This is the best portrait of an artist I've ever seen. I was completely entralled by the film. Because Warhol was both tremendously inventive and horribly cruel, I alternately felt a sense of awe and disgust. Warhol's genius and callousness are both fleshed out. Despite the turbulent content of the film, I was simply exhilerated throughout.
Having watched this excellent film, I feel a greatly enriched appreciation for Warhol's art---a sense of what it said, how it worked, and how it became a cliche. (I was particularly ill-informed about Warhol's films, which were discussed in great detail.)
The Factory--where Warhol worked (but seldom played) and where transvestites, drifters, and creative spirits intermingled--is featured in healthy portions. This locale comes across as one of those rare places in history where the geist of a era is spatially concentrated. Here, in this one extraordinary place of production, Warhol and others fomented art and a vision of a post-Fordist world. This film is essential viewing (like the Weather Underground or Berkeley in the Sixties) for those who want to ingest and comprehend the paradigm shift of the "1960s."
Warhol's cruel indifference to the self-destruction of those around him is critically revealed. While some in the Factory drank and drugged themselves to death, Warhol passively watches, always remaining cool, detached, and voyeuristic.
The attempted homicide on Warhol, his commercialism, and his later years are all mentioned.
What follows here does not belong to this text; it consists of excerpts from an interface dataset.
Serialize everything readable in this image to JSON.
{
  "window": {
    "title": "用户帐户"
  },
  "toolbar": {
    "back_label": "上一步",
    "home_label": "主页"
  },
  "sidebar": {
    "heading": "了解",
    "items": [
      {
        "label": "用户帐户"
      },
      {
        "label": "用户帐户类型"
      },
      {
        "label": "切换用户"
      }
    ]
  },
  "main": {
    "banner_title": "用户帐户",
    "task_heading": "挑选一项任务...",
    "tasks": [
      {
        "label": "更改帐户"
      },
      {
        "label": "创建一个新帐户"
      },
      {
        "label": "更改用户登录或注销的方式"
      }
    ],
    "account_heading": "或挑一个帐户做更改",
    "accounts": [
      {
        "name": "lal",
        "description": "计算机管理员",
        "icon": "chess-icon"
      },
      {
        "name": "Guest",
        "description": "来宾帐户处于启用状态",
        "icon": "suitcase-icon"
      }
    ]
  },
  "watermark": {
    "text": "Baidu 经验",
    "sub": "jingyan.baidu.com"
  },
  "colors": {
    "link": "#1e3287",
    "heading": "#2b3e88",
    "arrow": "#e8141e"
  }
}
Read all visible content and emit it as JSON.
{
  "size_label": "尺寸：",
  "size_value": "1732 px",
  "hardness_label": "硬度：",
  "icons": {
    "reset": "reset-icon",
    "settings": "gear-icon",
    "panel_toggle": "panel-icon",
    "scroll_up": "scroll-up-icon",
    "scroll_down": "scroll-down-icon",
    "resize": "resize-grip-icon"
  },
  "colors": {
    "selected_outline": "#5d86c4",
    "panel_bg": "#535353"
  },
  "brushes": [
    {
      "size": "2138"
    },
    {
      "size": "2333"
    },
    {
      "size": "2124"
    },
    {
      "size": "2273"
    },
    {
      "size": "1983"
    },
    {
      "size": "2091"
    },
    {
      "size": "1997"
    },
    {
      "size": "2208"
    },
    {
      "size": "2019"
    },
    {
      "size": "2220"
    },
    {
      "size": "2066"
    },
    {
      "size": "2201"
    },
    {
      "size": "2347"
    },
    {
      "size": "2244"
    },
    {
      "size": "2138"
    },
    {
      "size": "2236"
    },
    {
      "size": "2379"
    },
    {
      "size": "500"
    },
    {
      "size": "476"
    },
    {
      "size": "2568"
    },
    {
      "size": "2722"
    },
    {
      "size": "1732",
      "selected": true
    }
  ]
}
I would fault the film for not showing Warhol speak on film more often, for not really considering his cooptation by capitalism, and for skipping over his influence in art and in popular society.
I must admit though, that the film is brilliantly executed, and well worth your time and nickel.